Rescue Food is a campaign for the New York-based City Harvest charity that encourages residents of the Big Apple not to waste food, but to donate it -- along with time and money -- to the city's homeless. To promote the campaign, the organization commissioned a series of videos, of which the latest is Suicidal Cabbage by Nathan Love, the animation house run by its eponymous director. The spot combines a humorous tone, an engaging central character and an unusual painterly artistic style.
We sat down with executive producer Mike Harry to find out how the project was created.
DA: How did you come to be involved in the Rescue Food project?
MH: We became involved with the Rescue Food project through [agency] DraftFCB, after we were awarded the Chips Ahoy campaign last year. Producer Michelle Carman and creative director Will Tran had taken on the Rescue Food campaign for City Harvest around the same time, and Suicidal Cabbage was one of a series of animated shorts created by various studios and individuals.
DA: What was the brief?
MH: The clients’ initial direction was an eerily hilarious concept and script. Placing a suicidal cabbage on a ledge high up on a skyscraper offered a lot of possibilities regarding the character and environment design. Fortunately, our collaboration with Michelle and Will allowed us enough creative freedom and support to really give this spot a lot of attention and love.

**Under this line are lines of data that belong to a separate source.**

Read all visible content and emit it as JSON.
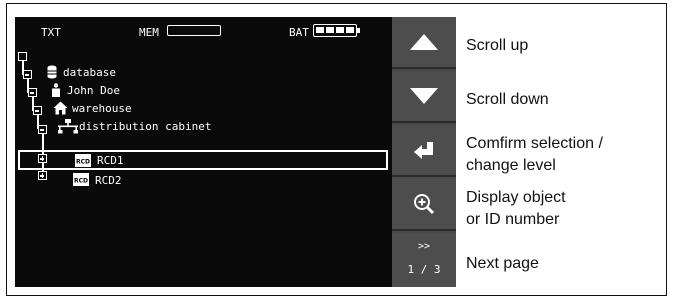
{
  "status_bar": {
    "txt": "TXT",
    "mem": "MEM",
    "bat": "BAT"
  },
  "tree": [
    {
      "label": "database",
      "icon": "database-icon"
    },
    {
      "label": "John Doe",
      "icon": "person-icon"
    },
    {
      "label": "warehouse",
      "icon": "house-icon"
    },
    {
      "label": "distribution cabinet",
      "icon": "network-icon"
    },
    {
      "label": "RCD1",
      "icon": "rcd-icon",
      "selected": true
    },
    {
      "label": "RCD2",
      "icon": "rcd-icon"
    }
  ],
  "panel": {
    "page_chevron": ">>",
    "page_indicator": "1 / 3"
  },
  "legend": {
    "scroll_up": "Scroll up",
    "scroll_down": "Scroll down",
    "confirm_line1": "Comfirm selection /",
    "confirm_line2": "change level",
    "display_line1": "Display object",
    "display_line2": "or ID number",
    "next_page": "Next page"
  },
  "colors": {
    "screen_bg": "#0a0a0a",
    "panel_bg": "#4a4a4a",
    "text_on_screen": "#ffffff"
  }
}
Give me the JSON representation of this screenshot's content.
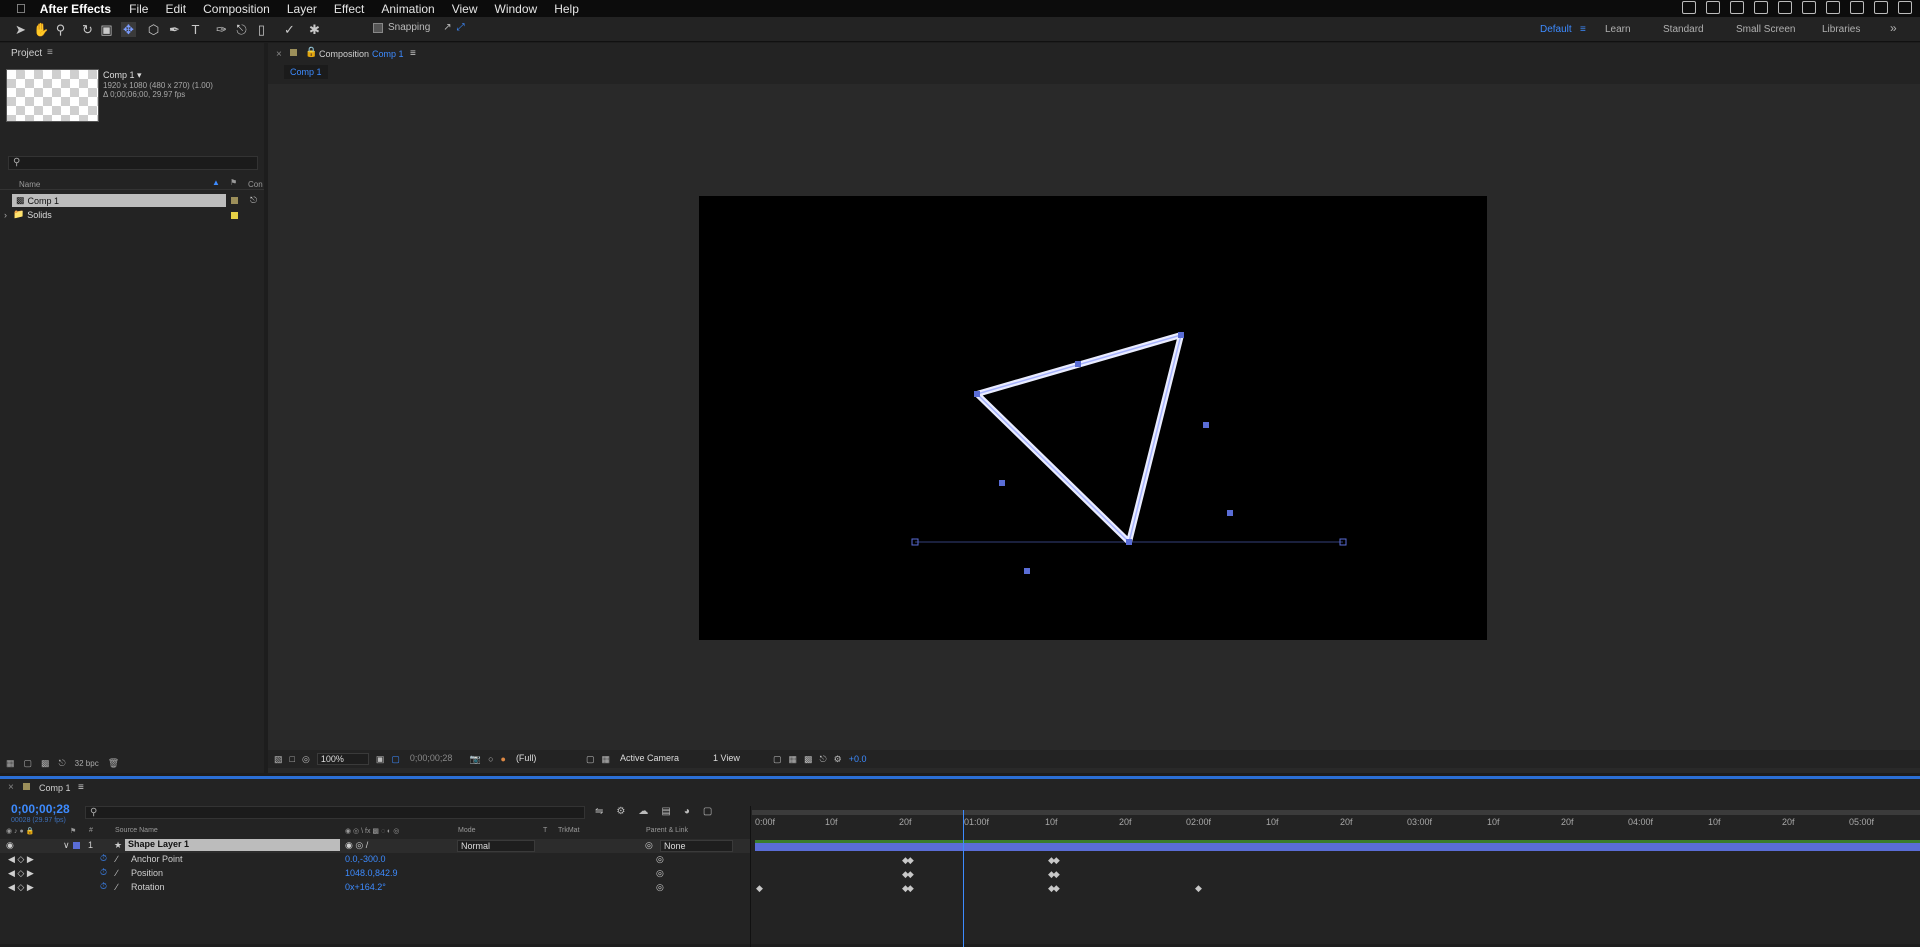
{
  "menubar": {
    "app_name": "After Effects",
    "items": [
      "File",
      "Edit",
      "Composition",
      "Layer",
      "Effect",
      "Animation",
      "View",
      "Window",
      "Help"
    ]
  },
  "toolbar": {
    "snapping_label": "Snapping",
    "workspaces": [
      "Default",
      "Learn",
      "Standard",
      "Small Screen",
      "Libraries"
    ],
    "active_workspace": "Default"
  },
  "project": {
    "title": "Project",
    "comp_name": "Comp 1 ▾",
    "comp_info_1": "1920 x 1080  (480 x 270) (1.00)",
    "comp_info_2": "Δ 0;00;06;00, 29.97 fps",
    "col_name": "Name",
    "col_comment": "Con",
    "items": [
      {
        "name": "Comp 1",
        "label_color": "#9c8f5a"
      },
      {
        "name": "Solids",
        "label_color": "#e5d046"
      }
    ],
    "bpc": "32 bpc"
  },
  "composition": {
    "tab_prefix": "Composition",
    "tab_name": "Comp 1",
    "breadcrumb": "Comp 1",
    "zoom": "100%",
    "timecode": "0;00;00;28",
    "resolution": "(Full)",
    "camera": "Active Camera",
    "views": "1 View",
    "exposure": "+0.0"
  },
  "timeline": {
    "tab_name": "Comp 1",
    "timecode": "0;00;00;28",
    "timecode_sub": "00028 (29.97 fps)",
    "col_source": "Source Name",
    "col_mode": "Mode",
    "col_t": "T",
    "col_trkmat": "TrkMat",
    "col_parent": "Parent & Link",
    "layer": {
      "index": "1",
      "name": "Shape Layer 1",
      "mode": "Normal",
      "parent": "None"
    },
    "properties": [
      {
        "name": "Anchor Point",
        "value": "0.0,-300.0"
      },
      {
        "name": "Position",
        "value": "1048.0,842.9"
      },
      {
        "name": "Rotation",
        "value": "0x+164.2°"
      }
    ],
    "ruler_ticks": [
      "0:00f",
      "10f",
      "20f",
      "01:00f",
      "10f",
      "20f",
      "02:00f",
      "10f",
      "20f",
      "03:00f",
      "10f",
      "20f",
      "04:00f",
      "10f",
      "20f",
      "05:00f"
    ]
  },
  "colors": {
    "accent": "#3d8bff",
    "panel": "#232323",
    "viewer": "#292929"
  }
}
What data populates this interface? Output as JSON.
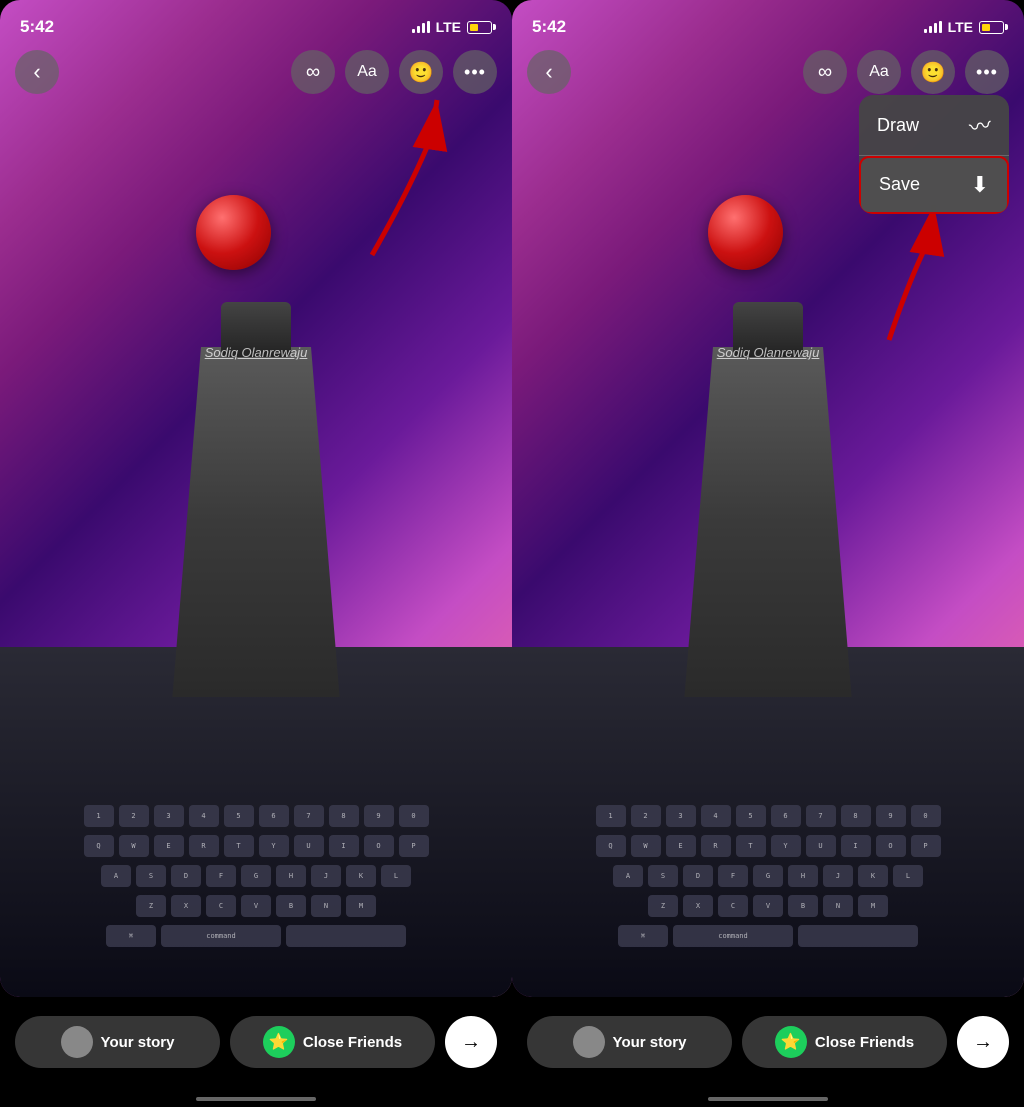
{
  "left_screen": {
    "status": {
      "time": "5:42",
      "lte": "LTE"
    },
    "toolbar": {
      "back_label": "‹",
      "infinity_label": "∞",
      "text_label": "Aa",
      "sticker_label": "☺",
      "more_label": "···"
    },
    "watermark": "Sodiq Olanrewaju",
    "bottom": {
      "your_story": "Your story",
      "close_friends": "Close Friends",
      "arrow": "→"
    }
  },
  "right_screen": {
    "status": {
      "time": "5:42",
      "lte": "LTE"
    },
    "toolbar": {
      "back_label": "‹",
      "infinity_label": "∞",
      "text_label": "Aa",
      "sticker_label": "☺",
      "more_label": "···"
    },
    "watermark": "Sodiq Olanrewaju",
    "dropdown": {
      "draw_label": "Draw",
      "save_label": "Save"
    },
    "bottom": {
      "your_story": "Your story",
      "close_friends": "Close Friends",
      "arrow": "→"
    }
  }
}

DA: What were your original thoughts about the concept for this piece?
MH: We wanted to create a piece that was visually unique from anything else out there. The team is always experimenting with new styles and techniques to showcase our animation and storytelling skills. The idea was for every single frame to look like an individual painting, but have it work seamlessly in motion as well.
From a creative perspective, we handled all steps of production including: character design, storyboarding, animation, lighting, compositing, FX, rendering, sound design, voiceover, and music. We pulled a lot of reference and completed a ton of R&D to develop the final look and feel of the piece. One of our character animators even spent an afternoon on a ledge outside of our office ... but now that we think about it, that was well before we were awarded this spot.